▶ [Problem to solve] What the task needs is the data below, written out verbatim.
____________________
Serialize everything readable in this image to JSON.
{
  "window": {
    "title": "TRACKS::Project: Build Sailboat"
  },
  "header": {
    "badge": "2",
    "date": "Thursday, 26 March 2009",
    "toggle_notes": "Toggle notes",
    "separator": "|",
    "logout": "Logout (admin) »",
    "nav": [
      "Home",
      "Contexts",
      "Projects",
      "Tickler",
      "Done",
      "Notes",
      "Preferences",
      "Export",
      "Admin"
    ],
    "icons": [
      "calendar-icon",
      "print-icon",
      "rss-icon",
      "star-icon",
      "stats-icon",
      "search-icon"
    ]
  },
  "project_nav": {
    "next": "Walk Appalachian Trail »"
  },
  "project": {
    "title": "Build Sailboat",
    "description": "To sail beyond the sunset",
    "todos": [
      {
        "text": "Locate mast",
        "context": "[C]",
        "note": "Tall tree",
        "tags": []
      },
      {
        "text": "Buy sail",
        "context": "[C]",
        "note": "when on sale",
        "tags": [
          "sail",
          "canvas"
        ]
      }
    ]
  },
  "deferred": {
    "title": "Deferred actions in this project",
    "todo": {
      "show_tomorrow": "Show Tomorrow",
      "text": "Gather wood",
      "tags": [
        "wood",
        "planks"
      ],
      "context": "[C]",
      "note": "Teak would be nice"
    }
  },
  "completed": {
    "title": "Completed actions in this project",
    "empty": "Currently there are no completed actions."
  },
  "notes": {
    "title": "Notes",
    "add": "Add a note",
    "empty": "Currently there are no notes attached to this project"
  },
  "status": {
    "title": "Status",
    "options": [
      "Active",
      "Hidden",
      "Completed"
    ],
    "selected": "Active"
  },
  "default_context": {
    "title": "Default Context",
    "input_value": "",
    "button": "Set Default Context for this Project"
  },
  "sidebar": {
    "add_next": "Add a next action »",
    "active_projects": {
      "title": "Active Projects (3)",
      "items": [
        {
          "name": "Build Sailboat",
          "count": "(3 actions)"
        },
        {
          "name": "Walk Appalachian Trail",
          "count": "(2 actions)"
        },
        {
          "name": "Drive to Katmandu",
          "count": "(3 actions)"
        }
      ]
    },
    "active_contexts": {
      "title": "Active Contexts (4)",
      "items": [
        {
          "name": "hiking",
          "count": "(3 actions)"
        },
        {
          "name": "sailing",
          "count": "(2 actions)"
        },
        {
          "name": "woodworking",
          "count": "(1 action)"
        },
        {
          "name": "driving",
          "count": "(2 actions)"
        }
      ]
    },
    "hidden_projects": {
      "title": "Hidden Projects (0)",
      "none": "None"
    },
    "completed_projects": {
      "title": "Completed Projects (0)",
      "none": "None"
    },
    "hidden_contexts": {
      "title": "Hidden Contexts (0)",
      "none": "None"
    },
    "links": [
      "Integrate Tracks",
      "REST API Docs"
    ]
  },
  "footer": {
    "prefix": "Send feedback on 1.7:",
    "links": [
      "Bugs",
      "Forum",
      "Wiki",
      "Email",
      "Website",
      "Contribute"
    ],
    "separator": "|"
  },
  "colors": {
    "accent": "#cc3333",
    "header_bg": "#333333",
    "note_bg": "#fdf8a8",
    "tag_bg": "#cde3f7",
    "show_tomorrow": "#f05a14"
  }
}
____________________
▶ [Answer]
Serialize everything readable in this image to JSON.
{
  "window": {
    "title": "TRACKS::Project: Build Sailboat"
  },
  "header": {
    "badge": "2",
    "date": "Thursday, 26 March 2009",
    "toggle_notes": "Toggle notes",
    "separator": "|",
    "logout": "Logout (admin) »",
    "nav": [
      "Home",
      "Contexts",
      "Projects",
      "Tickler",
      "Done",
      "Notes",
      "Preferences",
      "Export",
      "Admin"
    ],
    "icons": [
      "calendar-icon",
      "print-icon",
      "rss-icon",
      "star-icon",
      "stats-icon",
      "search-icon"
    ]
  },
  "project_nav": {
    "next": "Walk Appalachian Trail »"
  },
  "project": {
    "title": "Build Sailboat",
    "description": "To sail beyond the sunset",
    "todos": [
      {
        "text": "Locate mast",
        "context": "[C]",
        "note": "Tall tree",
        "tags": []
      },
      {
        "text": "Buy sail",
        "context": "[C]",
        "note": "when on sale",
        "tags": [
          "sail",
          "canvas"
        ]
      }
    ]
  },
  "deferred": {
    "title": "Deferred actions in this project",
    "todo": {
      "show_tomorrow": "Show Tomorrow",
      "text": "Gather wood",
      "tags": [
        "wood",
        "planks"
      ],
      "context": "[C]",
      "note": "Teak would be nice"
    }
  },
  "completed": {
    "title": "Completed actions in this project",
    "empty": "Currently there are no completed actions."
  },
  "notes": {
    "title": "Notes",
    "add": "Add a note",
    "empty": "Currently there are no notes attached to this project"
  },
  "status": {
    "title": "Status",
    "options": [
      "Active",
      "Hidden",
      "Completed"
    ],
    "selected": "Active"
  },
  "default_context": {
    "title": "Default Context",
    "input_value": "",
    "button": "Set Default Context for this Project"
  },
  "sidebar": {
    "add_next": "Add a next action »",
    "active_projects": {
      "title": "Active Projects (3)",
      "items": [
        {
          "name": "Build Sailboat",
          "count": "(3 actions)"
        },
        {
          "name": "Walk Appalachian Trail",
          "count": "(2 actions)"
        },
        {
          "name": "Drive to Katmandu",
          "count": "(3 actions)"
        }
      ]
    },
    "active_contexts": {
      "title": "Active Contexts (4)",
      "items": [
        {
          "name": "hiking",
          "count": "(3 actions)"
        },
        {
          "name": "sailing",
          "count": "(2 actions)"
        },
        {
          "name": "woodworking",
          "count": "(1 action)"
        },
        {
          "name": "driving",
          "count": "(2 actions)"
        }
      ]
    },
    "hidden_projects": {
      "title": "Hidden Projects (0)",
      "none": "None"
    },
    "completed_projects": {
      "title": "Completed Projects (0)",
      "none": "None"
    },
    "hidden_contexts": {
      "title": "Hidden Contexts (0)",
      "none": "None"
    },
    "links": [
      "Integrate Tracks",
      "REST API Docs"
    ]
  },
  "footer": {
    "prefix": "Send feedback on 1.7:",
    "links": [
      "Bugs",
      "Forum",
      "Wiki",
      "Email",
      "Website",
      "Contribute"
    ],
    "separator": "|"
  },
  "colors": {
    "accent": "#cc3333",
    "header_bg": "#333333",
    "note_bg": "#fdf8a8",
    "tag_bg": "#cde3f7",
    "show_tomorrow": "#f05a14"
  }
}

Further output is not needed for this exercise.